Rail lines reopened at Port of Sunderland after 20 years
The Secretary of State for Transport, Patrick McLoughlin MP, paid a visit to a North East port to witness its rail lines being used for the first time in more than two decades.
Mr McLoughlin was among those at the Port of Sunderland to see a locomotive run on its newly connected rail lines, as part of a trial run organised with DB Schenker Rail UK and Network Rail. The lines will soon be used for commercial operations.
The use of the lines for a light engine trial followed work by Network Rail to reinstate the former line into the port during December and January. The work is a boost to the import and export credentials of the port, which is at the heart of the North East coastline.
Port director Matthew Hunt identified that the trial with DB Schenker Rail UK, using its Class 66 locomotive, was a significant moment for the port, after 20 years without links to the national rail network.
He said: “It’s fantastic to once again have rail connections at Port of Sunderland. We have always enjoyed great access to open sea, and the port is well placed in terms of its links to major roads and airports.
However, for more than 20 years, Port of Sunderland has not seen any rail traffic coming into its heart. To have lines connected into the port is a huge step forward for us and it really was an important moment for us to see the lines in use once again. It was great to share that with the Transport Secretary too.
Mr McLoughlin added: “As part of the government’s long term economic plan, we are investing record amounts in improving road and rail connections so that ports like Sunderland can realise their full potential and contribute to regional growth.
“The reconnection of the port’s rail link will boost its import and export capabilities significantly. I am proud to see this historic port being put firmly on the map again for freight and maritime projects and gearing up for more business.”

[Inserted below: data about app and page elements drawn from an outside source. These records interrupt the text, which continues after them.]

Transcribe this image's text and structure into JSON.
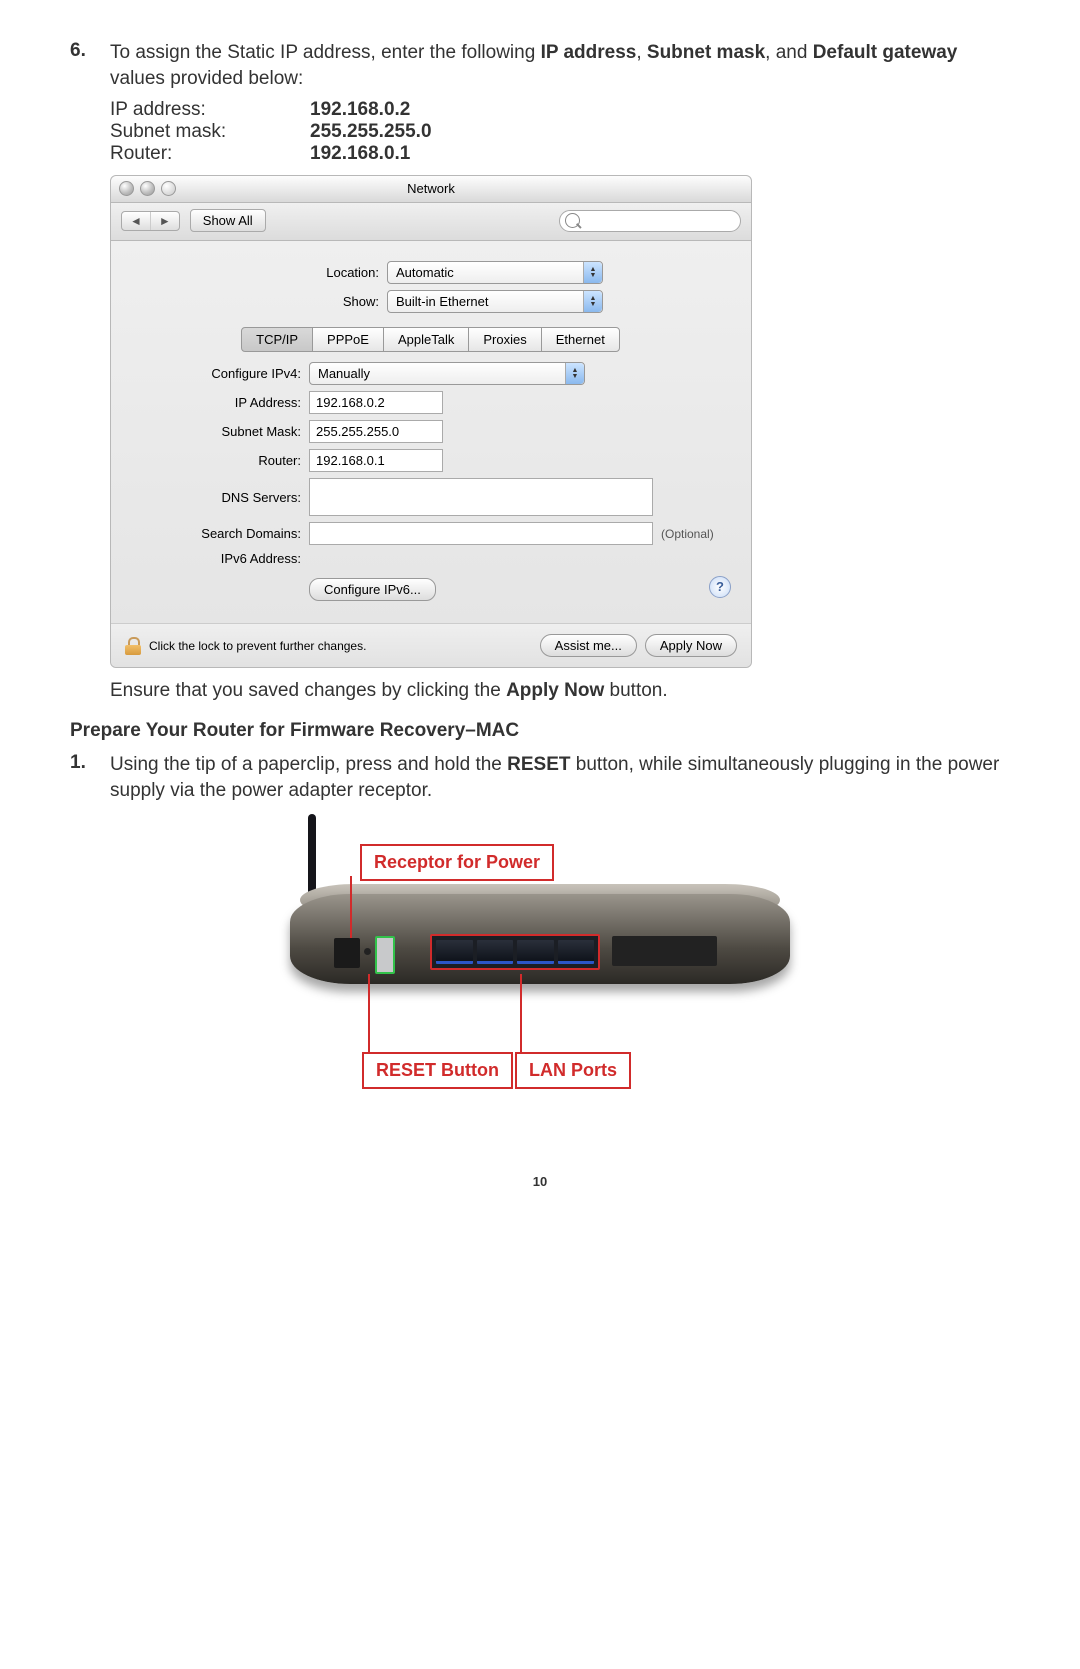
{
  "step6": {
    "num": "6.",
    "text_pre": "To assign the Static IP address, enter the following ",
    "b1": "IP address",
    "sep1": ", ",
    "b2": "Subnet mask",
    "sep2": ", and ",
    "b3": "Default gateway",
    "text_post": " values provided below:"
  },
  "ipvals": {
    "ip_label": "IP address:",
    "ip_val": "192.168.0.2",
    "mask_label": "Subnet mask:",
    "mask_val": "255.255.255.0",
    "router_label": "Router:",
    "router_val": "192.168.0.1"
  },
  "mac": {
    "title": "Network",
    "showall": "Show All",
    "search_placeholder": "",
    "location_label": "Location:",
    "location_value": "Automatic",
    "show_label": "Show:",
    "show_value": "Built-in Ethernet",
    "tabs": [
      "TCP/IP",
      "PPPoE",
      "AppleTalk",
      "Proxies",
      "Ethernet"
    ],
    "active_tab": 0,
    "configure_label": "Configure IPv4:",
    "configure_value": "Manually",
    "ip_label": "IP Address:",
    "ip_value": "192.168.0.2",
    "mask_label": "Subnet Mask:",
    "mask_value": "255.255.255.0",
    "router_label": "Router:",
    "router_value": "192.168.0.1",
    "dns_label": "DNS Servers:",
    "dns_value": "",
    "search_label": "Search Domains:",
    "search_value": "",
    "optional": "(Optional)",
    "ipv6addr_label": "IPv6 Address:",
    "conf6_btn": "Configure IPv6...",
    "help": "?",
    "lock_text": "Click the lock to prevent further changes.",
    "assist_btn": "Assist me...",
    "apply_btn": "Apply Now"
  },
  "apply_note_pre": "Ensure that you saved changes by clicking the ",
  "apply_note_b": "Apply Now",
  "apply_note_post": " button.",
  "section_head": "Prepare Your Router for Firmware Recovery–MAC",
  "step1": {
    "num": "1.",
    "pre": "Using the tip of a paperclip, press and hold the ",
    "b1": "RESET",
    "mid": " button, while simultaneously plugging in the power supply via the power adapter receptor."
  },
  "router_labels": {
    "power": "Receptor for Power",
    "reset": "RESET Button",
    "lan": "LAN Ports"
  },
  "page_num": "10"
}
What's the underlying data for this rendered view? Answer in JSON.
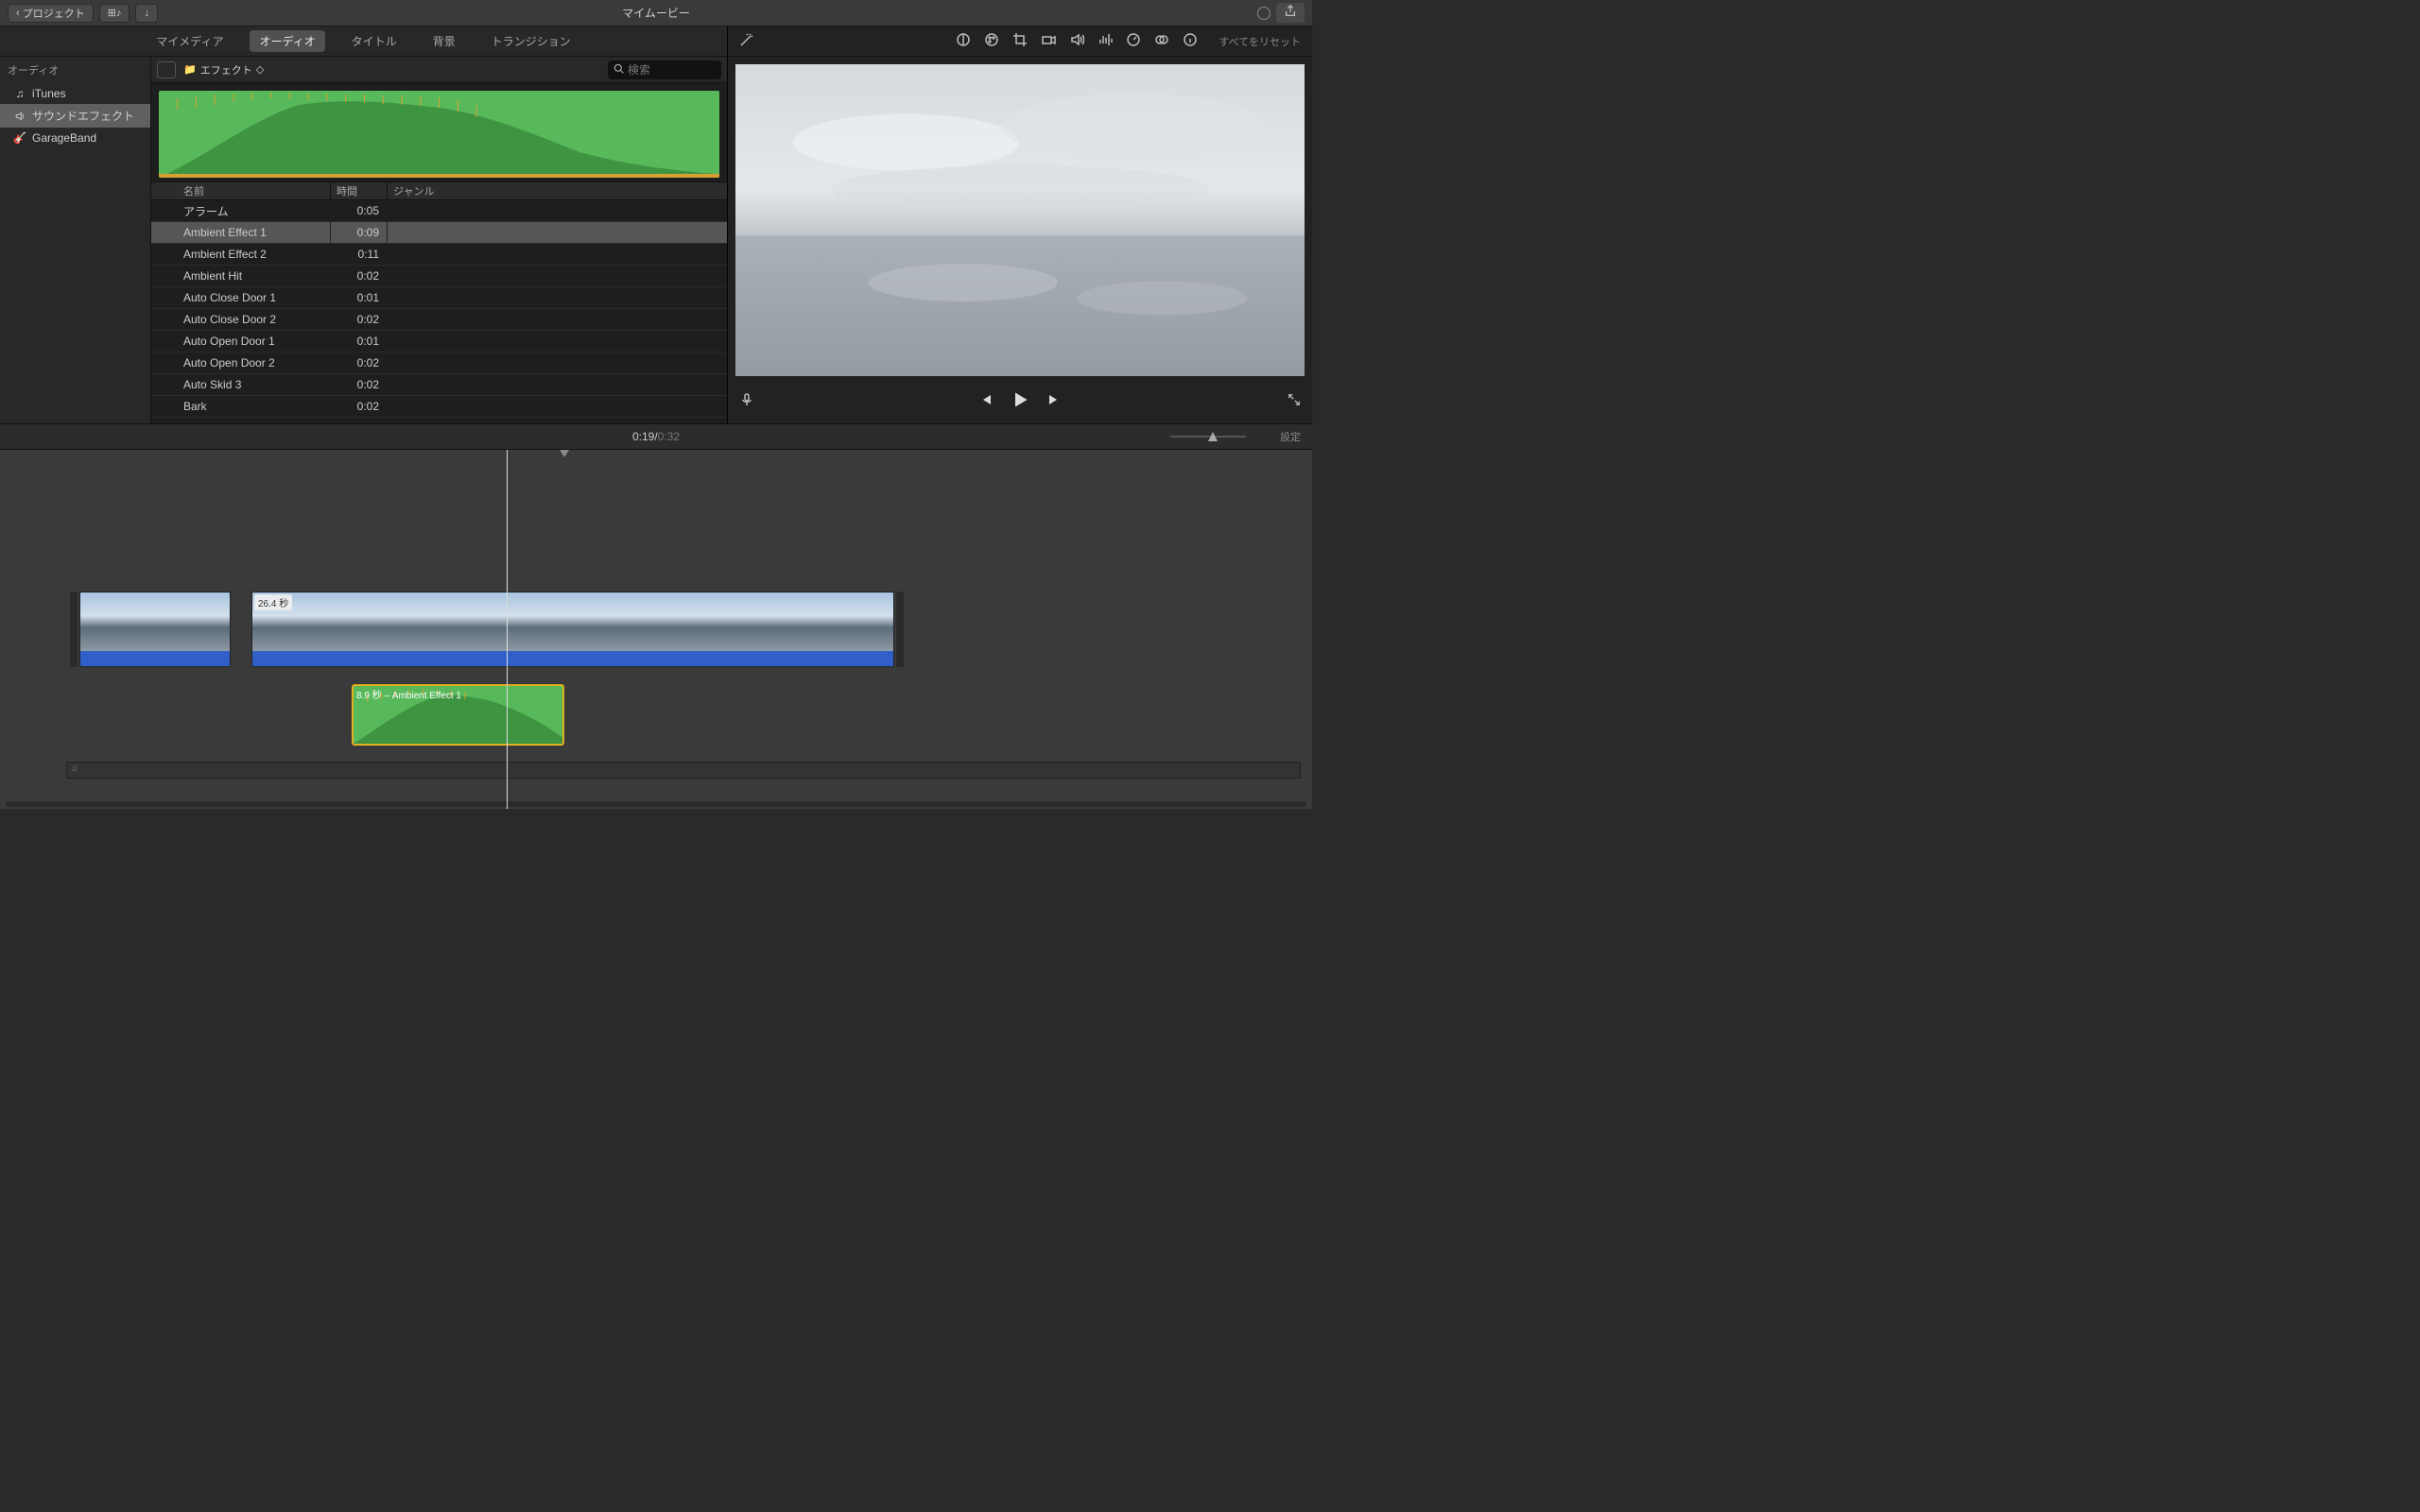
{
  "toolbar": {
    "back_label": "プロジェクト",
    "title": "マイムービー"
  },
  "tabs": {
    "my_media": "マイメディア",
    "audio": "オーディオ",
    "titles": "タイトル",
    "backgrounds": "背景",
    "transitions": "トランジション"
  },
  "sidebar": {
    "header": "オーディオ",
    "items": [
      {
        "label": "iTunes"
      },
      {
        "label": "サウンドエフェクト"
      },
      {
        "label": "GarageBand"
      }
    ]
  },
  "browser_toolbar": {
    "folder_label": "エフェクト",
    "search_placeholder": "検索"
  },
  "table_headers": {
    "name": "名前",
    "time": "時間",
    "genre": "ジャンル"
  },
  "audio_list": [
    {
      "name": "アラーム",
      "time": "0:05"
    },
    {
      "name": "Ambient Effect 1",
      "time": "0:09",
      "selected": true
    },
    {
      "name": "Ambient Effect 2",
      "time": "0:11"
    },
    {
      "name": "Ambient Hit",
      "time": "0:02"
    },
    {
      "name": "Auto Close Door 1",
      "time": "0:01"
    },
    {
      "name": "Auto Close Door 2",
      "time": "0:02"
    },
    {
      "name": "Auto Open Door 1",
      "time": "0:01"
    },
    {
      "name": "Auto Open Door 2",
      "time": "0:02"
    },
    {
      "name": "Auto Skid 3",
      "time": "0:02"
    },
    {
      "name": "Bark",
      "time": "0:02"
    }
  ],
  "adjust_bar": {
    "reset_label": "すべてをリセット"
  },
  "timeline": {
    "current": "0:19",
    "separator": " / ",
    "total": "0:32",
    "settings_label": "設定",
    "clip2_label": "26.4 秒",
    "audio_clip_label": "8.9 秒 – Ambient Effect 1"
  }
}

Neil McDonald, head of sales at DB Schenker Rail UK, said: “Britain’s ports are a vital link to overseas markets, but landing cargo in the port is not the end of the journey. Excellent transport links from ports to cities are essential in order for shippers to reach their final customer, and rail ensures low carbon, low congestion transport.
The port, which already has a throughput of more than 700,000 tonnes of cargo each year, has seen almost half a mile of rail lines reconnected by Network Rail, providing a significant boost to its cargo handling capabilities.
As well as the rail connections, the port is set to be boosted still further when work begins on the third Wear crossing later this year. Described as a ‘strategic transport corridor’, the new bridge will better connect the port to trunk roads like the A19 and A1, ensuring that access is as straightforward as possible.
Posted on: February 9th 2015